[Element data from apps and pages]
————
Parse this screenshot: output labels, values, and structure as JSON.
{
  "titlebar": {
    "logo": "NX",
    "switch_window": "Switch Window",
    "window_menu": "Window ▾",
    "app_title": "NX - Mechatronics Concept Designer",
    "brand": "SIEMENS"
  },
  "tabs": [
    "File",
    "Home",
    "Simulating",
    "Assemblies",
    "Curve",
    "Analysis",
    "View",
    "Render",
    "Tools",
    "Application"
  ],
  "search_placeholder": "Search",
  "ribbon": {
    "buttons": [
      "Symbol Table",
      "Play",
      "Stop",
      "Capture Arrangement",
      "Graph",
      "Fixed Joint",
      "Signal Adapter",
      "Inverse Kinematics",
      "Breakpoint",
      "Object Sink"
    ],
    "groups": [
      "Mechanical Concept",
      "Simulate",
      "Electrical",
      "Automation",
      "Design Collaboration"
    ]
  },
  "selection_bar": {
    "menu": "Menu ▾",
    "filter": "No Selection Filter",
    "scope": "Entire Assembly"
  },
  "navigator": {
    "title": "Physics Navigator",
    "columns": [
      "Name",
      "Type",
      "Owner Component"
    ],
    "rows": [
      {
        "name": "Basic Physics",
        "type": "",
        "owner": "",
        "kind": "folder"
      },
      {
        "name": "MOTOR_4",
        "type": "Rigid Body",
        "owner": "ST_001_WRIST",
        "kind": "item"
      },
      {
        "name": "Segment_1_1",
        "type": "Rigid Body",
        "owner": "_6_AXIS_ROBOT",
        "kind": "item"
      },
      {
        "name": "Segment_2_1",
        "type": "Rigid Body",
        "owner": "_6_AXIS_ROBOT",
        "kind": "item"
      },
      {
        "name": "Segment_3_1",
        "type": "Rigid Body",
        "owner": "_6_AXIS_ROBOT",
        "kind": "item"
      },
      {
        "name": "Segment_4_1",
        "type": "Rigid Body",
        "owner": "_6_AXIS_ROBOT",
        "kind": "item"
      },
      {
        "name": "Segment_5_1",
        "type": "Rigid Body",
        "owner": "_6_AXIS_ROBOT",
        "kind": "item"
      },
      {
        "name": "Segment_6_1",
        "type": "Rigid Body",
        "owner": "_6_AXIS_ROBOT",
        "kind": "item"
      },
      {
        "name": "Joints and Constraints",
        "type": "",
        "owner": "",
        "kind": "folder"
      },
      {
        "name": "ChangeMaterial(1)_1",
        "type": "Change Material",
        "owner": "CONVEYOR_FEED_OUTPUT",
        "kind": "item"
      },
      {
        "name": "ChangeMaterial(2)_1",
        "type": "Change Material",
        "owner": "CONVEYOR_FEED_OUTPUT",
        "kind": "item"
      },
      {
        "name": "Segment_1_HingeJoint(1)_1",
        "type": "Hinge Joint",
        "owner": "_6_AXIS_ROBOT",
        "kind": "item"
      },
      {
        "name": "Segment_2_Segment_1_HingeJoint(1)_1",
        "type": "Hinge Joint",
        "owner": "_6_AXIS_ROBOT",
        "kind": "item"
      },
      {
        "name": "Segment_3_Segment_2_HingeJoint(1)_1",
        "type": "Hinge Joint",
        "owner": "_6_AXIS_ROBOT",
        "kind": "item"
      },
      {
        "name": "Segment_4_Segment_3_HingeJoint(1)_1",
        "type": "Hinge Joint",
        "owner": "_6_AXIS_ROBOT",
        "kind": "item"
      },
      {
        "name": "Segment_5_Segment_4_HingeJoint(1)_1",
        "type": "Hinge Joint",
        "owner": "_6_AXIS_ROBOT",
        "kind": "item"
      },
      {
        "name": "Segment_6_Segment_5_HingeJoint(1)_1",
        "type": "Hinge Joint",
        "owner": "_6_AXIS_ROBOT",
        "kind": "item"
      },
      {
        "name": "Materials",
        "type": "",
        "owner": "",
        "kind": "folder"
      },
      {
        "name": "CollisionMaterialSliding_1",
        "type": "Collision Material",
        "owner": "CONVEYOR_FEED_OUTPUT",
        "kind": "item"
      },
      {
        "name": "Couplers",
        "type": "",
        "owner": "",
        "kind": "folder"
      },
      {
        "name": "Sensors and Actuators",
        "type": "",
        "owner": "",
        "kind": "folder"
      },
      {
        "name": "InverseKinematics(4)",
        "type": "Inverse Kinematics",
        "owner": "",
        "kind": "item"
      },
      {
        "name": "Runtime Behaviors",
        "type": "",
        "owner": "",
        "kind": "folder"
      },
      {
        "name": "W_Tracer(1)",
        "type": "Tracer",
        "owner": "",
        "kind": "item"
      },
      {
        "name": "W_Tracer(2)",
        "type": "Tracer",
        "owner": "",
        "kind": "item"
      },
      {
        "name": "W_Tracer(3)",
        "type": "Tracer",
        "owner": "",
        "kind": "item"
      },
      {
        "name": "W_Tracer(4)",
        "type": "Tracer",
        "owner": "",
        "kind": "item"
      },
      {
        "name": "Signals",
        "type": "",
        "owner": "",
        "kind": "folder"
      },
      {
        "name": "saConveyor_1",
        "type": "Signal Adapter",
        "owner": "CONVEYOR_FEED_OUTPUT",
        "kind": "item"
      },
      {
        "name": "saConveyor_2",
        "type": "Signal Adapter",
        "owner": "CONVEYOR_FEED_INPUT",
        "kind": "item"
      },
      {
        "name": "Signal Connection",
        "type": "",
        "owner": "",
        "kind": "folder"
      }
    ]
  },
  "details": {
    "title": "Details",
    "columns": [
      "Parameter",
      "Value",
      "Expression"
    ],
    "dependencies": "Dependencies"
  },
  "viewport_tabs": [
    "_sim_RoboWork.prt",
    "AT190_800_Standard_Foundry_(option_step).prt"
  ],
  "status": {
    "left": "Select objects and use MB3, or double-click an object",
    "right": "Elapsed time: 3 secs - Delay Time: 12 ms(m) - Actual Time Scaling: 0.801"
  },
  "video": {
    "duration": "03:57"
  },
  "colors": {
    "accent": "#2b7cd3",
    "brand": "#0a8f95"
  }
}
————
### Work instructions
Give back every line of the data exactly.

### Written response
Parse this screenshot: output labels, values, and structure as JSON.
{
  "titlebar": {
    "logo": "NX",
    "switch_window": "Switch Window",
    "window_menu": "Window ▾",
    "app_title": "NX - Mechatronics Concept Designer",
    "brand": "SIEMENS"
  },
  "tabs": [
    "File",
    "Home",
    "Simulating",
    "Assemblies",
    "Curve",
    "Analysis",
    "View",
    "Render",
    "Tools",
    "Application"
  ],
  "search_placeholder": "Search",
  "ribbon": {
    "buttons": [
      "Symbol Table",
      "Play",
      "Stop",
      "Capture Arrangement",
      "Graph",
      "Fixed Joint",
      "Signal Adapter",
      "Inverse Kinematics",
      "Breakpoint",
      "Object Sink"
    ],
    "groups": [
      "Mechanical Concept",
      "Simulate",
      "Electrical",
      "Automation",
      "Design Collaboration"
    ]
  },
  "selection_bar": {
    "menu": "Menu ▾",
    "filter": "No Selection Filter",
    "scope": "Entire Assembly"
  },
  "navigator": {
    "title": "Physics Navigator",
    "columns": [
      "Name",
      "Type",
      "Owner Component"
    ],
    "rows": [
      {
        "name": "Basic Physics",
        "type": "",
        "owner": "",
        "kind": "folder"
      },
      {
        "name": "MOTOR_4",
        "type": "Rigid Body",
        "owner": "ST_001_WRIST",
        "kind": "item"
      },
      {
        "name": "Segment_1_1",
        "type": "Rigid Body",
        "owner": "_6_AXIS_ROBOT",
        "kind": "item"
      },
      {
        "name": "Segment_2_1",
        "type": "Rigid Body",
        "owner": "_6_AXIS_ROBOT",
        "kind": "item"
      },
      {
        "name": "Segment_3_1",
        "type": "Rigid Body",
        "owner": "_6_AXIS_ROBOT",
        "kind": "item"
      },
      {
        "name": "Segment_4_1",
        "type": "Rigid Body",
        "owner": "_6_AXIS_ROBOT",
        "kind": "item"
      },
      {
        "name": "Segment_5_1",
        "type": "Rigid Body",
        "owner": "_6_AXIS_ROBOT",
        "kind": "item"
      },
      {
        "name": "Segment_6_1",
        "type": "Rigid Body",
        "owner": "_6_AXIS_ROBOT",
        "kind": "item"
      },
      {
        "name": "Joints and Constraints",
        "type": "",
        "owner": "",
        "kind": "folder"
      },
      {
        "name": "ChangeMaterial(1)_1",
        "type": "Change Material",
        "owner": "CONVEYOR_FEED_OUTPUT",
        "kind": "item"
      },
      {
        "name": "ChangeMaterial(2)_1",
        "type": "Change Material",
        "owner": "CONVEYOR_FEED_OUTPUT",
        "kind": "item"
      },
      {
        "name": "Segment_1_HingeJoint(1)_1",
        "type": "Hinge Joint",
        "owner": "_6_AXIS_ROBOT",
        "kind": "item"
      },
      {
        "name": "Segment_2_Segment_1_HingeJoint(1)_1",
        "type": "Hinge Joint",
        "owner": "_6_AXIS_ROBOT",
        "kind": "item"
      },
      {
        "name": "Segment_3_Segment_2_HingeJoint(1)_1",
        "type": "Hinge Joint",
        "owner": "_6_AXIS_ROBOT",
        "kind": "item"
      },
      {
        "name": "Segment_4_Segment_3_HingeJoint(1)_1",
        "type": "Hinge Joint",
        "owner": "_6_AXIS_ROBOT",
        "kind": "item"
      },
      {
        "name": "Segment_5_Segment_4_HingeJoint(1)_1",
        "type": "Hinge Joint",
        "owner": "_6_AXIS_ROBOT",
        "kind": "item"
      },
      {
        "name": "Segment_6_Segment_5_HingeJoint(1)_1",
        "type": "Hinge Joint",
        "owner": "_6_AXIS_ROBOT",
        "kind": "item"
      },
      {
        "name": "Materials",
        "type": "",
        "owner": "",
        "kind": "folder"
      },
      {
        "name": "CollisionMaterialSliding_1",
        "type": "Collision Material",
        "owner": "CONVEYOR_FEED_OUTPUT",
        "kind": "item"
      },
      {
        "name": "Couplers",
        "type": "",
        "owner": "",
        "kind": "folder"
      },
      {
        "name": "Sensors and Actuators",
        "type": "",
        "owner": "",
        "kind": "folder"
      },
      {
        "name": "InverseKinematics(4)",
        "type": "Inverse Kinematics",
        "owner": "",
        "kind": "item"
      },
      {
        "name": "Runtime Behaviors",
        "type": "",
        "owner": "",
        "kind": "folder"
      },
      {
        "name": "W_Tracer(1)",
        "type": "Tracer",
        "owner": "",
        "kind": "item"
      },
      {
        "name": "W_Tracer(2)",
        "type": "Tracer",
        "owner": "",
        "kind": "item"
      },
      {
        "name": "W_Tracer(3)",
        "type": "Tracer",
        "owner": "",
        "kind": "item"
      },
      {
        "name": "W_Tracer(4)",
        "type": "Tracer",
        "owner": "",
        "kind": "item"
      },
      {
        "name": "Signals",
        "type": "",
        "owner": "",
        "kind": "folder"
      },
      {
        "name": "saConveyor_1",
        "type": "Signal Adapter",
        "owner": "CONVEYOR_FEED_OUTPUT",
        "kind": "item"
      },
      {
        "name": "saConveyor_2",
        "type": "Signal Adapter",
        "owner": "CONVEYOR_FEED_INPUT",
        "kind": "item"
      },
      {
        "name": "Signal Connection",
        "type": "",
        "owner": "",
        "kind": "folder"
      }
    ]
  },
  "details": {
    "title": "Details",
    "columns": [
      "Parameter",
      "Value",
      "Expression"
    ],
    "dependencies": "Dependencies"
  },
  "viewport_tabs": [
    "_sim_RoboWork.prt",
    "AT190_800_Standard_Foundry_(option_step).prt"
  ],
  "status": {
    "left": "Select objects and use MB3, or double-click an object",
    "right": "Elapsed time: 3 secs - Delay Time: 12 ms(m) - Actual Time Scaling: 0.801"
  },
  "video": {
    "duration": "03:57"
  },
  "colors": {
    "accent": "#2b7cd3",
    "brand": "#0a8f95"
  }
}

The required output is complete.